# WHAT IS BEING ASKED
Reproduce every record below, character by character.

GIVEN RECORDS section start

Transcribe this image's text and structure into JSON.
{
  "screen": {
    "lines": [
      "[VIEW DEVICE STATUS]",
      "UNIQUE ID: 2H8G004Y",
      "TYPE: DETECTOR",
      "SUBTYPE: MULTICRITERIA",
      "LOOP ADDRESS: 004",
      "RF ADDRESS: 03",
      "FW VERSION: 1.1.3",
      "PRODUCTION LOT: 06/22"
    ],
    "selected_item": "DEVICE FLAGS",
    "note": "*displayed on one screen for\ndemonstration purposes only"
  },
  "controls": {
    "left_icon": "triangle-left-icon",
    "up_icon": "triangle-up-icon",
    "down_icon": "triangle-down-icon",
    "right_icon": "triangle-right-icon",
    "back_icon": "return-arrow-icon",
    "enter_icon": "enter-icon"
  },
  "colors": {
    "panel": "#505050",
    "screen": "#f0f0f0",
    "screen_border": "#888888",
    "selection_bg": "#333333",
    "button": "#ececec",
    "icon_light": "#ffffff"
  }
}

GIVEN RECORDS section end

# WRITTEN ANSWER
Transcribe this image's text and structure into JSON.
{
  "screen": {
    "lines": [
      "[VIEW DEVICE STATUS]",
      "UNIQUE ID: 2H8G004Y",
      "TYPE: DETECTOR",
      "SUBTYPE: MULTICRITERIA",
      "LOOP ADDRESS: 004",
      "RF ADDRESS: 03",
      "FW VERSION: 1.1.3",
      "PRODUCTION LOT: 06/22"
    ],
    "selected_item": "DEVICE FLAGS",
    "note": "*displayed on one screen for\ndemonstration purposes only"
  },
  "controls": {
    "left_icon": "triangle-left-icon",
    "up_icon": "triangle-up-icon",
    "down_icon": "triangle-down-icon",
    "right_icon": "triangle-right-icon",
    "back_icon": "return-arrow-icon",
    "enter_icon": "enter-icon"
  },
  "colors": {
    "panel": "#505050",
    "screen": "#f0f0f0",
    "screen_border": "#888888",
    "selection_bg": "#333333",
    "button": "#ececec",
    "icon_light": "#ffffff"
  }
}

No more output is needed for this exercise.